*WORK TO BE COMPLETED*:
In the listing that follows, how many lines contain "Mars"? Give the number only.

*SUPPLIED MATERIAL*:
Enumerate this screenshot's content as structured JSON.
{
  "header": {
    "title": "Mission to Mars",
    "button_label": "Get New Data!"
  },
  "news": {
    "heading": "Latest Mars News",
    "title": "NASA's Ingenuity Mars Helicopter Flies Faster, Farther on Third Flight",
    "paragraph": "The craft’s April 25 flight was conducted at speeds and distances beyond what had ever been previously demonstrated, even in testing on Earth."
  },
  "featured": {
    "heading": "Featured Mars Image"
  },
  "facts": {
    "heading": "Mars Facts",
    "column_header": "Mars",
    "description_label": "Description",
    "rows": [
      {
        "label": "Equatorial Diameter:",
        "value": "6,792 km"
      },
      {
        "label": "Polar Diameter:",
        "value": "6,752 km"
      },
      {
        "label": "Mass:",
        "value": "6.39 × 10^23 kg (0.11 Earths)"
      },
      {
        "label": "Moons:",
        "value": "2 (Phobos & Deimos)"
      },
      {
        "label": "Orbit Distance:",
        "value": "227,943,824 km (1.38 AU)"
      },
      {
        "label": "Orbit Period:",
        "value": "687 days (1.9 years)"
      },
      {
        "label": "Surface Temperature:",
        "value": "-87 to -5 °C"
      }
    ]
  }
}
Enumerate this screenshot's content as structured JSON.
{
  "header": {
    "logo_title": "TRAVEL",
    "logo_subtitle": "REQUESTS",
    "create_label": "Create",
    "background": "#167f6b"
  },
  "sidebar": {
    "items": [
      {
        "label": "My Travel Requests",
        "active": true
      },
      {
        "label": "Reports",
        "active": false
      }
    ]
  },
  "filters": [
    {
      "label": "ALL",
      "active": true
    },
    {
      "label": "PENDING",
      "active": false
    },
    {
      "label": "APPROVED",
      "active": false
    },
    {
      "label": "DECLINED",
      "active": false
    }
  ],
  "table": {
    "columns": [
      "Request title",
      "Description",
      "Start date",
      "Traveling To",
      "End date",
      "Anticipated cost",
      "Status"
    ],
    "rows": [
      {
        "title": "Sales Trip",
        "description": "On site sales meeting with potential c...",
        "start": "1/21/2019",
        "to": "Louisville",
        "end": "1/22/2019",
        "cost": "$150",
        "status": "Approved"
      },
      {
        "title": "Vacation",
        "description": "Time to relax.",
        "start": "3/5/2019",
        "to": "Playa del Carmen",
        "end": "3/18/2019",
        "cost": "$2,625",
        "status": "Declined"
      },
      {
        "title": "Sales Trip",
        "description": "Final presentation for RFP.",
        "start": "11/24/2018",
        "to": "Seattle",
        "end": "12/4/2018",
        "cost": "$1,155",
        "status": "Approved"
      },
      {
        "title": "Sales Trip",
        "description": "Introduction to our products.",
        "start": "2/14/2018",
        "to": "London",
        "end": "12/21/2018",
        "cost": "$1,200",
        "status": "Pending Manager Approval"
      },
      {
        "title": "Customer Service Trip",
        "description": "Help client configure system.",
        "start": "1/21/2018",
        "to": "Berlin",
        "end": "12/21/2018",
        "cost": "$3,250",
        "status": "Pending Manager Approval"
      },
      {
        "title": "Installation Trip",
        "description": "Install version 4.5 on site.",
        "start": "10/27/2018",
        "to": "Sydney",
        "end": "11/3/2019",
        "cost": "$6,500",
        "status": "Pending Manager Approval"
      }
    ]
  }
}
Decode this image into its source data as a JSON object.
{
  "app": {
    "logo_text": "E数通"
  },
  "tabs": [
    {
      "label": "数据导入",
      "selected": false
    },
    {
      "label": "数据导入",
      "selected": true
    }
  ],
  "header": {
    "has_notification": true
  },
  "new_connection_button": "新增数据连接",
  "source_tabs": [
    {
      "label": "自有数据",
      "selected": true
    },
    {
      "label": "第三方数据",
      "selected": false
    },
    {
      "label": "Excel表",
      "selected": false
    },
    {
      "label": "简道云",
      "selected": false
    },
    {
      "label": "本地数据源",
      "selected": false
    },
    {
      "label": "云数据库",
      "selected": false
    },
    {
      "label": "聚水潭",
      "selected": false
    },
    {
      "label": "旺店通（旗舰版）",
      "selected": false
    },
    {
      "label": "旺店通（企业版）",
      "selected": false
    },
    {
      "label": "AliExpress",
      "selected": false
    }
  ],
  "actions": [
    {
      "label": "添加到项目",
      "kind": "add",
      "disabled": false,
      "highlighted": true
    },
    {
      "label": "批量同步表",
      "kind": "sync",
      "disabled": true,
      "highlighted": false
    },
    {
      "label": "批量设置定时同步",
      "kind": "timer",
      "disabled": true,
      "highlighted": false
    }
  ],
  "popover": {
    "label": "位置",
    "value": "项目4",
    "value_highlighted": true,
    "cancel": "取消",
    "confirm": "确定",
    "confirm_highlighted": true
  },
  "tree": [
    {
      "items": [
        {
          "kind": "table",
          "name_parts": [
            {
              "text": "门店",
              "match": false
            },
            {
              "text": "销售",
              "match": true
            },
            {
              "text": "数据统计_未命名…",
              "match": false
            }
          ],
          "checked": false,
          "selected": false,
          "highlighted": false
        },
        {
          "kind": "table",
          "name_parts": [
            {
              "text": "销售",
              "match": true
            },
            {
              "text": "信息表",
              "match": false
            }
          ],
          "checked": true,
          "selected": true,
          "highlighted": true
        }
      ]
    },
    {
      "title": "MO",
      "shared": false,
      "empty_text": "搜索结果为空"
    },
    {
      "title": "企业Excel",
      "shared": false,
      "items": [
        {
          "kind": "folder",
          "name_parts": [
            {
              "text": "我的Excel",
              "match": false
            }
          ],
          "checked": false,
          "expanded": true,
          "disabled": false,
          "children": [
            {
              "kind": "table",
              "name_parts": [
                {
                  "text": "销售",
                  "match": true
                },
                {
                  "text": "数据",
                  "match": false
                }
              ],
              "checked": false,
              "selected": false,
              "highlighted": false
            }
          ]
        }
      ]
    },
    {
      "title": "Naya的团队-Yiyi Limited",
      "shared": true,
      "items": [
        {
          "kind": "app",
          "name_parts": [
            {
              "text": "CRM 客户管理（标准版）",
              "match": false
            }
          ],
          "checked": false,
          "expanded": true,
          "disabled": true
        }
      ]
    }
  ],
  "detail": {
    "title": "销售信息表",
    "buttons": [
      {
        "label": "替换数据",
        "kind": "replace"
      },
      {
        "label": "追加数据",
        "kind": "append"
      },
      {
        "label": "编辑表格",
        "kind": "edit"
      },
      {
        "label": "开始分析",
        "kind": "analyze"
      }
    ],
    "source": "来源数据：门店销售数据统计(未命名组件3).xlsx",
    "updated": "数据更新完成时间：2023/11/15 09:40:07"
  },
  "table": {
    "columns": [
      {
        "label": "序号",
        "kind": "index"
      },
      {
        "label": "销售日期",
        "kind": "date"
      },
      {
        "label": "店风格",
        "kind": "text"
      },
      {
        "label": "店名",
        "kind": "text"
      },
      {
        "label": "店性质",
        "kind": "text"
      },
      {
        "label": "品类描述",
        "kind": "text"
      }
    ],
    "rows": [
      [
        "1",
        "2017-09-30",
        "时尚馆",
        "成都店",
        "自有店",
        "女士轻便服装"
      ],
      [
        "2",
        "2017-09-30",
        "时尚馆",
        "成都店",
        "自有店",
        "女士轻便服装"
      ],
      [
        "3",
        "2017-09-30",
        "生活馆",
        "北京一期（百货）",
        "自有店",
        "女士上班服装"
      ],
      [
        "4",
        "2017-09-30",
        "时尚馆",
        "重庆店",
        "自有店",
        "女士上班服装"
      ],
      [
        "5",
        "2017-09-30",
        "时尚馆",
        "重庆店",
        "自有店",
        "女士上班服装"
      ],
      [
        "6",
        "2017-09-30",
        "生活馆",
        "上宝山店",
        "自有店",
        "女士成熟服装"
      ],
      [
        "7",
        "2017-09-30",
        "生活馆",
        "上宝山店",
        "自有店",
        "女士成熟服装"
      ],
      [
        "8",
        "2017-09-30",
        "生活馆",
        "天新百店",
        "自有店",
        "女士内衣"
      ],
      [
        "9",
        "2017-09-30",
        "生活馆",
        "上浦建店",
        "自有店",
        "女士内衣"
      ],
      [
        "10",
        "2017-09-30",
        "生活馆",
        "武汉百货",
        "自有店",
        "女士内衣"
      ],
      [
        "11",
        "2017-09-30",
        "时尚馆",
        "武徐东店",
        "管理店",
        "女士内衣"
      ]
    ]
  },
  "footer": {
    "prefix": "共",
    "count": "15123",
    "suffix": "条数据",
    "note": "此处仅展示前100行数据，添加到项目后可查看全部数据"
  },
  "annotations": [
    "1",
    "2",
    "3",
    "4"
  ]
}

*THE ANSWER*:
6